▶ **TASK DIRECTIONS**:
Within these entries, which lines include the string "text"? Copy each one.

▶ **GIVEN DATA**:
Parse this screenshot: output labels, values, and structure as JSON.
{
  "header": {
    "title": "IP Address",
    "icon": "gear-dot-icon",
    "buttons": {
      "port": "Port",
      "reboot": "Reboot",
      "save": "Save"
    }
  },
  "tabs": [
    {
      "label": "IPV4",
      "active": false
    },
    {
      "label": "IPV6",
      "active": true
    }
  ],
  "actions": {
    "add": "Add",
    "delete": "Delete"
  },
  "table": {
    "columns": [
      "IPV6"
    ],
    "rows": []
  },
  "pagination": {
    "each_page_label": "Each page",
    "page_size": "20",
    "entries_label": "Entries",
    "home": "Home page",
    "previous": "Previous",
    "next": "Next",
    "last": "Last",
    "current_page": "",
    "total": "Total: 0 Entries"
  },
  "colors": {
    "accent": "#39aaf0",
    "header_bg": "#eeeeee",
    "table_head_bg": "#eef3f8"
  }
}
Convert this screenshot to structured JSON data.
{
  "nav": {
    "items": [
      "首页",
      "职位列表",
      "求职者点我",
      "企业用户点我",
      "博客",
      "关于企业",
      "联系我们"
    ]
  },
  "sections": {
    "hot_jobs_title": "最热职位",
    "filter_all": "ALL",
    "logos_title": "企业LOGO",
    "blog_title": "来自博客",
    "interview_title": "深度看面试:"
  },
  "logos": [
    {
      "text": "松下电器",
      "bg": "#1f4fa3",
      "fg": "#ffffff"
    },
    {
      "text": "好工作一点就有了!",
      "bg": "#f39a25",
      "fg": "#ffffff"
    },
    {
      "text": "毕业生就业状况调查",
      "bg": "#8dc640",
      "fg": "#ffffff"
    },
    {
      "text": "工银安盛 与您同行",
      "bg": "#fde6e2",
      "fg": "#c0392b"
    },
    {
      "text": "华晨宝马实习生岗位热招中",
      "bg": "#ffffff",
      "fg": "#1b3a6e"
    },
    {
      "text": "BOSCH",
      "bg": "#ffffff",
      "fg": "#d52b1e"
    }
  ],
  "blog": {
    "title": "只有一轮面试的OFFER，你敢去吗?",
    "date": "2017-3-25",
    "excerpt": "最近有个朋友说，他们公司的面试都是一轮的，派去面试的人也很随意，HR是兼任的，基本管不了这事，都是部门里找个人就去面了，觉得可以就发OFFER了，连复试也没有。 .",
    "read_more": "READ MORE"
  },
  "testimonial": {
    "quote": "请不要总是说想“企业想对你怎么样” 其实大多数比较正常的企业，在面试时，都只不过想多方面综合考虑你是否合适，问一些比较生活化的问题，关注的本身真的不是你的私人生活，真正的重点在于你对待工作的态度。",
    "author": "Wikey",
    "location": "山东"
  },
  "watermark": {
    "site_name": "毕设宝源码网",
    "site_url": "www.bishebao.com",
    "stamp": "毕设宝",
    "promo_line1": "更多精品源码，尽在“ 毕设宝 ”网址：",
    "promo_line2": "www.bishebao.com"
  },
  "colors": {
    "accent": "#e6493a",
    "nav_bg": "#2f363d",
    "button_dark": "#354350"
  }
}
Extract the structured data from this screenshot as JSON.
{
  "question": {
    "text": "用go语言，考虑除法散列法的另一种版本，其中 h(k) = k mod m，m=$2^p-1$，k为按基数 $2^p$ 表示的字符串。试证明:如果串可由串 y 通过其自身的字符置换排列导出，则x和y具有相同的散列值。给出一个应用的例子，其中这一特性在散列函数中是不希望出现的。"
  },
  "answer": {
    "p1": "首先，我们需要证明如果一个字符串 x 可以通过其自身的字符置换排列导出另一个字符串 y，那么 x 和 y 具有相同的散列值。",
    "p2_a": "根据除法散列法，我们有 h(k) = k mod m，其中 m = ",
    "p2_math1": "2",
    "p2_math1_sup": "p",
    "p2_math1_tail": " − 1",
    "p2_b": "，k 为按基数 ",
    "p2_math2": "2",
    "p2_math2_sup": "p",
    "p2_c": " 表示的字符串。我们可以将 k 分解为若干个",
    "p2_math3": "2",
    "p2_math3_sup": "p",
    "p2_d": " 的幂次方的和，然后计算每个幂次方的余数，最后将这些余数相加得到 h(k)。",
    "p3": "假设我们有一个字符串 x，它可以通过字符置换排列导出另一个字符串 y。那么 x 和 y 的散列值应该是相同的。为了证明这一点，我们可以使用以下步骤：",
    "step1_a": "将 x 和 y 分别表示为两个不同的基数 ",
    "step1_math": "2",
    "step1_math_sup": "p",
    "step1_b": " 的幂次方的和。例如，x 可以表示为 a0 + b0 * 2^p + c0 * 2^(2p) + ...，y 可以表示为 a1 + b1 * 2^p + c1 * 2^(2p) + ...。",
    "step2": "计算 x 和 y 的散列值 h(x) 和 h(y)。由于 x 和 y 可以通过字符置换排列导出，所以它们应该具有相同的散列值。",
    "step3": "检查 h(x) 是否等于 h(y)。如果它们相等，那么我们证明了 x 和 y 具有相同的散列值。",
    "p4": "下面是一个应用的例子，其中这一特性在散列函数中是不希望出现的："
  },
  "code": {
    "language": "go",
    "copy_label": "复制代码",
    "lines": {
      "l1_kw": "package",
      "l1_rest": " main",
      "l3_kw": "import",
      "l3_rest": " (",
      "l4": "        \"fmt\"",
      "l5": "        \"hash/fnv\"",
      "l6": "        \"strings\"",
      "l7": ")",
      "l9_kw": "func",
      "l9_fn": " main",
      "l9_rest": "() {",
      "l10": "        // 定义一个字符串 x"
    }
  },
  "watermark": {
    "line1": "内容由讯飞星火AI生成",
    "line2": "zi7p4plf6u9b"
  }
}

▶ **EXERCISE OUTPUT**:
      "text": "松下电器",
      "text": "好工作一点就有了!",
      "text": "毕业生就业状况调查",
      "text": "工银安盛 与您同行",
      "text": "华晨宝马实习生岗位热招中",
      "text": "BOSCH",
    "text": "用go语言，考虑除法散列法的另一种版本，其中 h(k) = k mod m，m=$2^p-1$，k为按基数 $2^p$ 表示的字符串。试证明:如果串可由串 y 通过其自身的字符置换排列导出，则x和y具有相同的散列值。给出一个应用的例子，其中这一特性在散列函数中是不希望出现的。"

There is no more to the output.